- _RECORDS SHOWN_:
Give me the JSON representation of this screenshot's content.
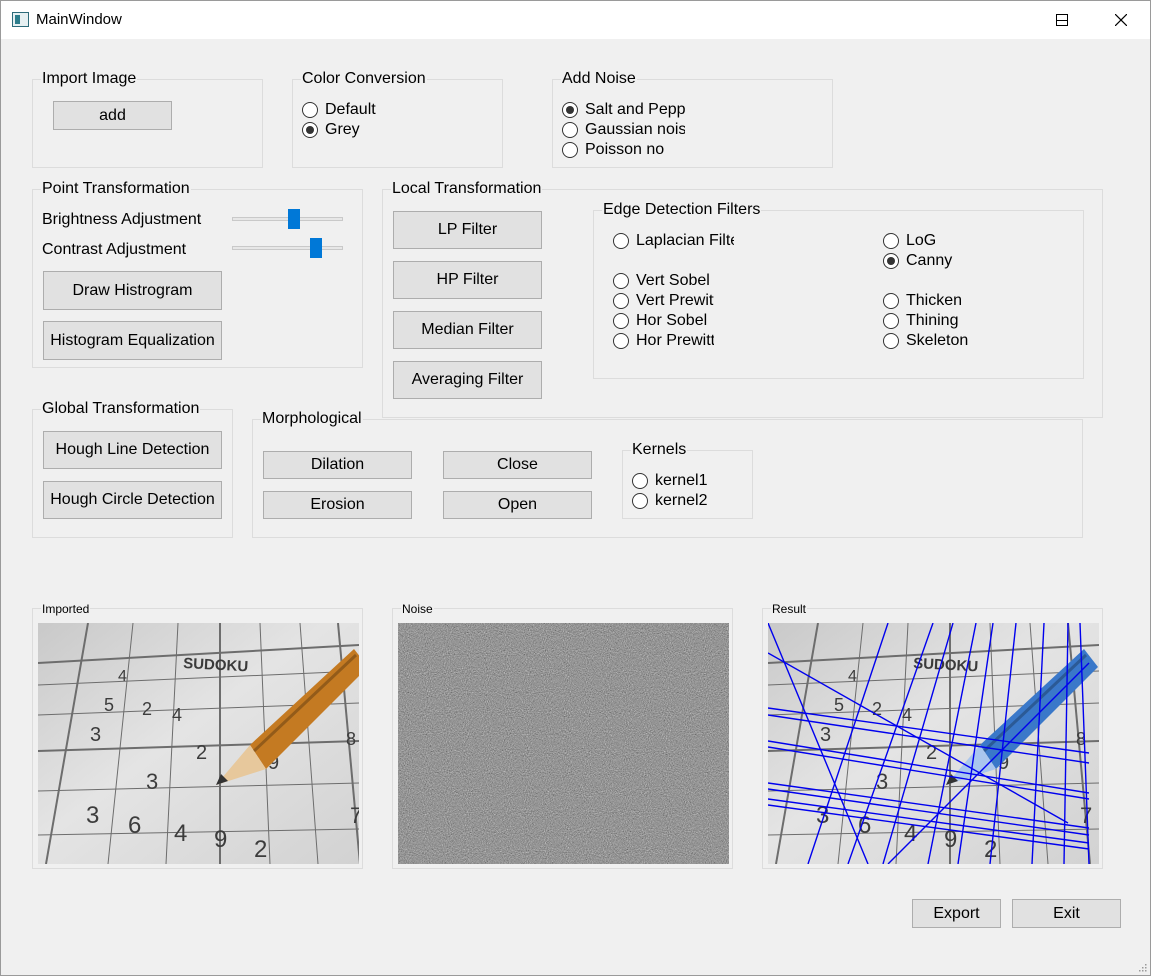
{
  "window": {
    "title": "MainWindow"
  },
  "import": {
    "title": "Import Image",
    "add_label": "add"
  },
  "color": {
    "title": "Color Conversion",
    "options": [
      "Default",
      "Grey"
    ],
    "selected": "Grey"
  },
  "noise": {
    "title": "Add Noise",
    "options": [
      "Salt and Pepper",
      "Gaussian noise",
      "Poisson noise"
    ],
    "selected": "Salt and Pepper"
  },
  "point": {
    "title": "Point Transformation",
    "brightness_label": "Brightness Adjustment",
    "contrast_label": "Contrast Adjustment",
    "brightness_level": 0.56,
    "contrast_level": 0.76,
    "draw_hist_label": "Draw Histrogram",
    "hist_eq_label": "Histogram Equalization"
  },
  "local": {
    "title": "Local Transformation",
    "lp_label": "LP Filter",
    "hp_label": "HP Filter",
    "median_label": "Median Filter",
    "avg_label": "Averaging Filter"
  },
  "edge": {
    "title": "Edge Detection Filters",
    "laplacian": "Laplacian Filter",
    "vert_sobel": "Vert Sobel",
    "vert_prewitt": "Vert Prewitt",
    "hor_sobel": "Hor Sobel",
    "hor_prewitt": "Hor Prewitt",
    "log": "LoG",
    "canny": "Canny",
    "thicken": "Thicken",
    "thining": "Thining",
    "skeleton": "Skeleton",
    "selected": "Canny"
  },
  "global": {
    "title": "Global Transformation",
    "hough_line_label": "Hough Line Detection",
    "hough_circle_label": "Hough Circle Detection"
  },
  "morph": {
    "title": "Morphological",
    "dilation_label": "Dilation",
    "close_label": "Close",
    "erosion_label": "Erosion",
    "open_label": "Open",
    "kernels_title": "Kernels",
    "kernel1": "kernel1",
    "kernel2": "kernel2"
  },
  "panels": {
    "imported": "Imported",
    "noise": "Noise",
    "result": "Result"
  },
  "image_digits": {
    "heading": "SUDOKU",
    "cells": [
      "4",
      "5",
      "2",
      "4",
      "3",
      "2",
      "9",
      "8",
      "3",
      "3",
      "6",
      "4",
      "9",
      "2",
      "7"
    ]
  },
  "footer": {
    "export_label": "Export",
    "exit_label": "Exit"
  },
  "colors": {
    "accent": "#0078d7",
    "window_bg": "#f0f0f0",
    "button_bg": "#e1e1e1",
    "hough_lines": "#0000ee"
  }
}
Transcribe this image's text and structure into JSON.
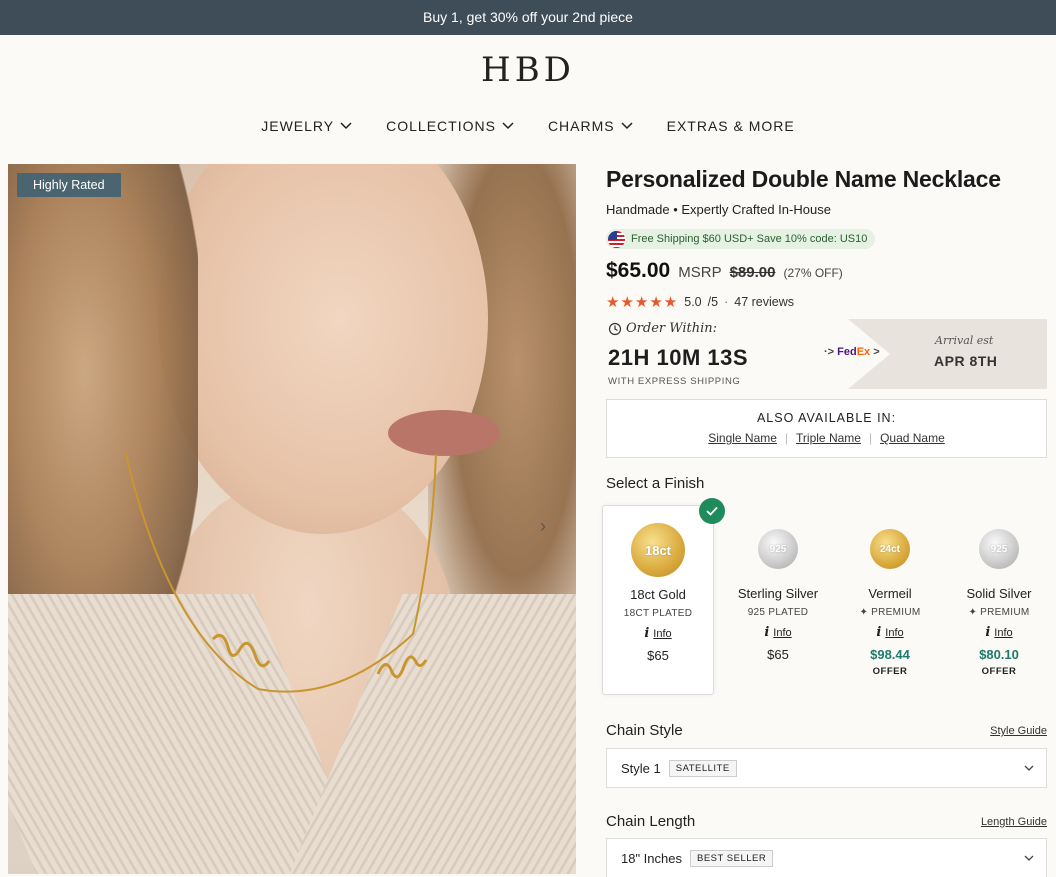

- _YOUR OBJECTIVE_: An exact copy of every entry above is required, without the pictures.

- _RESPONSE FOR THIS EXERCISE_:
Give me the JSON representation of this screenshot's content.
{
  "window": {
    "title": "MainWindow"
  },
  "import": {
    "title": "Import Image",
    "add_label": "add"
  },
  "color": {
    "title": "Color Conversion",
    "options": [
      "Default",
      "Grey"
    ],
    "selected": "Grey"
  },
  "noise": {
    "title": "Add Noise",
    "options": [
      "Salt and Pepper",
      "Gaussian noise",
      "Poisson noise"
    ],
    "selected": "Salt and Pepper"
  },
  "point": {
    "title": "Point Transformation",
    "brightness_label": "Brightness Adjustment",
    "contrast_label": "Contrast Adjustment",
    "brightness_level": 0.56,
    "contrast_level": 0.76,
    "draw_hist_label": "Draw Histrogram",
    "hist_eq_label": "Histogram Equalization"
  },
  "local": {
    "title": "Local Transformation",
    "lp_label": "LP Filter",
    "hp_label": "HP Filter",
    "median_label": "Median Filter",
    "avg_label": "Averaging Filter"
  },
  "edge": {
    "title": "Edge Detection Filters",
    "laplacian": "Laplacian Filter",
    "vert_sobel": "Vert Sobel",
    "vert_prewitt": "Vert Prewitt",
    "hor_sobel": "Hor Sobel",
    "hor_prewitt": "Hor Prewitt",
    "log": "LoG",
    "canny": "Canny",
    "thicken": "Thicken",
    "thining": "Thining",
    "skeleton": "Skeleton",
    "selected": "Canny"
  },
  "global": {
    "title": "Global Transformation",
    "hough_line_label": "Hough Line Detection",
    "hough_circle_label": "Hough Circle Detection"
  },
  "morph": {
    "title": "Morphological",
    "dilation_label": "Dilation",
    "close_label": "Close",
    "erosion_label": "Erosion",
    "open_label": "Open",
    "kernels_title": "Kernels",
    "kernel1": "kernel1",
    "kernel2": "kernel2"
  },
  "panels": {
    "imported": "Imported",
    "noise": "Noise",
    "result": "Result"
  },
  "image_digits": {
    "heading": "SUDOKU",
    "cells": [
      "4",
      "5",
      "2",
      "4",
      "3",
      "2",
      "9",
      "8",
      "3",
      "3",
      "6",
      "4",
      "9",
      "2",
      "7"
    ]
  },
  "footer": {
    "export_label": "Export",
    "exit_label": "Exit"
  },
  "colors": {
    "accent": "#0078d7",
    "window_bg": "#f0f0f0",
    "button_bg": "#e1e1e1",
    "hough_lines": "#0000ee"
  }
}
Transcribe this image's text and structure into JSON.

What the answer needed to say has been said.